9780520278806 (1)Hal Mooney and I envisioned Ecosystems of California to tackle a simple question: what do we know about the trajectory of this globally significant region’s ecology, from the deep past into the next 100 years? To understand process and dynamism in what has long been a complex social-ecological system called for a close look at prehistory as well as scenarios for the future, and management and use as well as natural history. An ecology that includes society has roots in the peculiar way that science evolved in California from the late 19th century: rapidly, with strong integration across disciplines from geology to botany, and in the context of sweeping environmental changes that from the outset linked ecological science with conservation efforts here. A social take on ecology is not the same thing as a perspective that nature is dead. To the contrary, in the words of contributors Bernie Tershy and colleagues, it is an explicit look at the power we hold given California’s extraordinary intellectual, economic and cultural resources to “have both thriving human communities and thriving ecosystems with their full diversity of species.”

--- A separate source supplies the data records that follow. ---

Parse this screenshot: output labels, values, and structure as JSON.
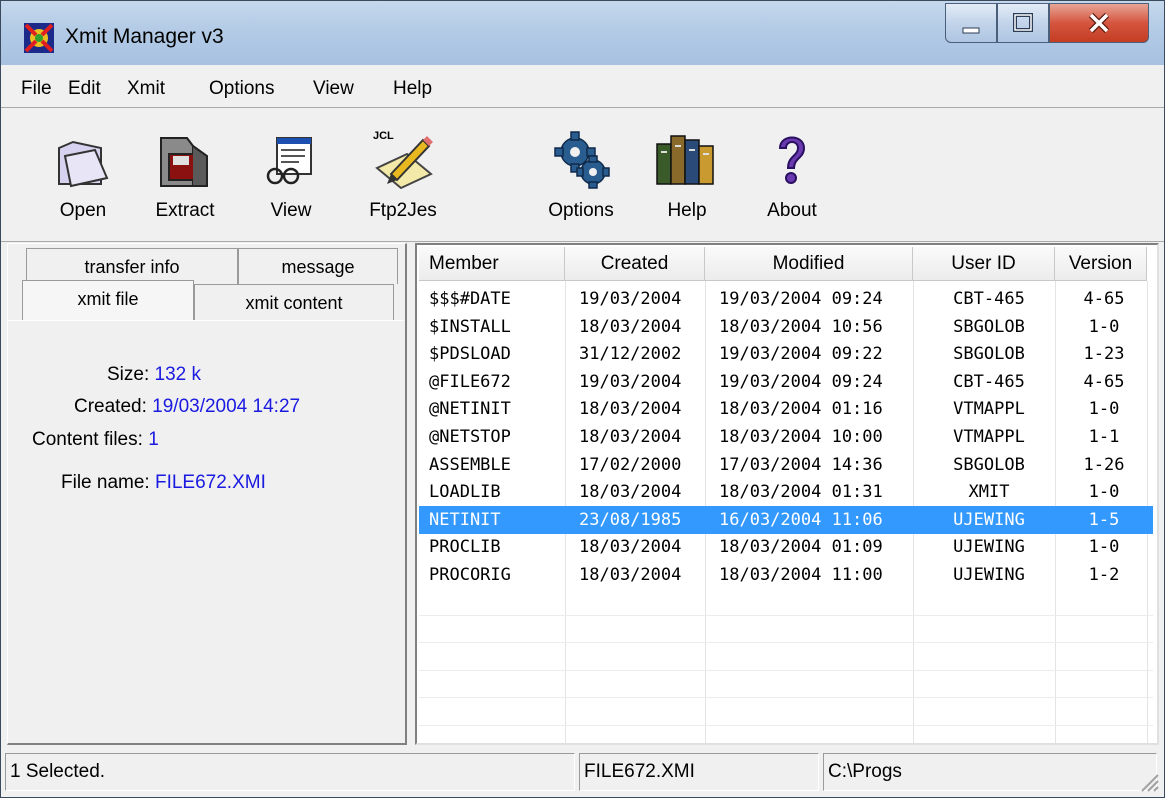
{
  "window": {
    "title": "Xmit Manager  v3"
  },
  "menu": [
    "File",
    "Edit",
    "Xmit",
    "Options",
    "View",
    "Help"
  ],
  "toolbar": [
    {
      "label": "Open",
      "icon": "folder-open-icon"
    },
    {
      "label": "Extract",
      "icon": "extract-disk-icon"
    },
    {
      "label": "View",
      "icon": "view-document-icon"
    },
    {
      "label": "Ftp2Jes",
      "icon": "jcl-pencil-icon"
    },
    {
      "label": "Options",
      "icon": "gear-icon"
    },
    {
      "label": "Help",
      "icon": "books-icon"
    },
    {
      "label": "About",
      "icon": "question-mark-icon"
    }
  ],
  "tabs": {
    "row1": [
      "transfer info",
      "message"
    ],
    "row2": [
      "xmit file",
      "xmit content"
    ],
    "active": "xmit file"
  },
  "info": {
    "size_label": "Size:",
    "size_value": "132 k",
    "created_label": "Created:",
    "created_value": "19/03/2004  14:27",
    "content_label": "Content files:",
    "content_value": "1",
    "filename_label": "File name:",
    "filename_value": "FILE672.XMI"
  },
  "table": {
    "columns": [
      "Member",
      "Created",
      "Modified",
      "User ID",
      "Version"
    ],
    "rows": [
      [
        "$$$#DATE",
        "19/03/2004",
        "19/03/2004  09:24",
        "CBT-465",
        "4-65"
      ],
      [
        "$INSTALL",
        "18/03/2004",
        "18/03/2004  10:56",
        "SBGOLOB",
        "1-0"
      ],
      [
        "$PDSLOAD",
        "31/12/2002",
        "19/03/2004  09:22",
        "SBGOLOB",
        "1-23"
      ],
      [
        "@FILE672",
        "19/03/2004",
        "19/03/2004  09:24",
        "CBT-465",
        "4-65"
      ],
      [
        "@NETINIT",
        "18/03/2004",
        "18/03/2004  01:16",
        "VTMAPPL",
        "1-0"
      ],
      [
        "@NETSTOP",
        "18/03/2004",
        "18/03/2004  10:00",
        "VTMAPPL",
        "1-1"
      ],
      [
        "ASSEMBLE",
        "17/02/2000",
        "17/03/2004  14:36",
        "SBGOLOB",
        "1-26"
      ],
      [
        "LOADLIB",
        "18/03/2004",
        "18/03/2004  01:31",
        "XMIT",
        "1-0"
      ],
      [
        "NETINIT",
        "23/08/1985",
        "16/03/2004  11:06",
        "UJEWING",
        "1-5"
      ],
      [
        "PROCLIB",
        "18/03/2004",
        "18/03/2004  01:09",
        "UJEWING",
        "1-0"
      ],
      [
        "PROCORIG",
        "18/03/2004",
        "18/03/2004  11:00",
        "UJEWING",
        "1-2"
      ]
    ],
    "selected_member": "NETINIT"
  },
  "status": {
    "selection": "1 Selected.",
    "file": "FILE672.XMI",
    "path": "C:\\Progs"
  },
  "colors": {
    "selection": "#3399ff",
    "value_text": "#1a1ae0",
    "title_bar": "#b3cbe6",
    "close_button": "#c43d23"
  }
}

We live in exciting times. California, as the rest of the world, faces accelerating change on every front. The perspectives of many contributors to our book converged on climate change, invasive species, and continued land cover change as particularly acute challenges to the region. The happy news is that much of this ongoing change is also for good: leaving behind the long legacy of DDT and the nadir of our state’s air and water quality, discovering new restoration tools and conservation partnerships, innovating policy responses to climate change, recovering long-lost species, forging sustainable paths in forestry and fisheries management. With each passing year, any future possible becomes the one we have chosen. A crucial piece of choosing well, and realizing that vision, is to understand the dynamics and history of our ecological heritage and to embrace our roles in it.

Erika Zavaleta is Professor of Environmental Studies at University of California, Santa Cruz. Her research bridges ecological theory with conservation and management practice. She received the 2008 Sustainability Science Award from the Ecological Society of America and has published in Science, Nature, and the Proceedings of the National Academy of Sciences.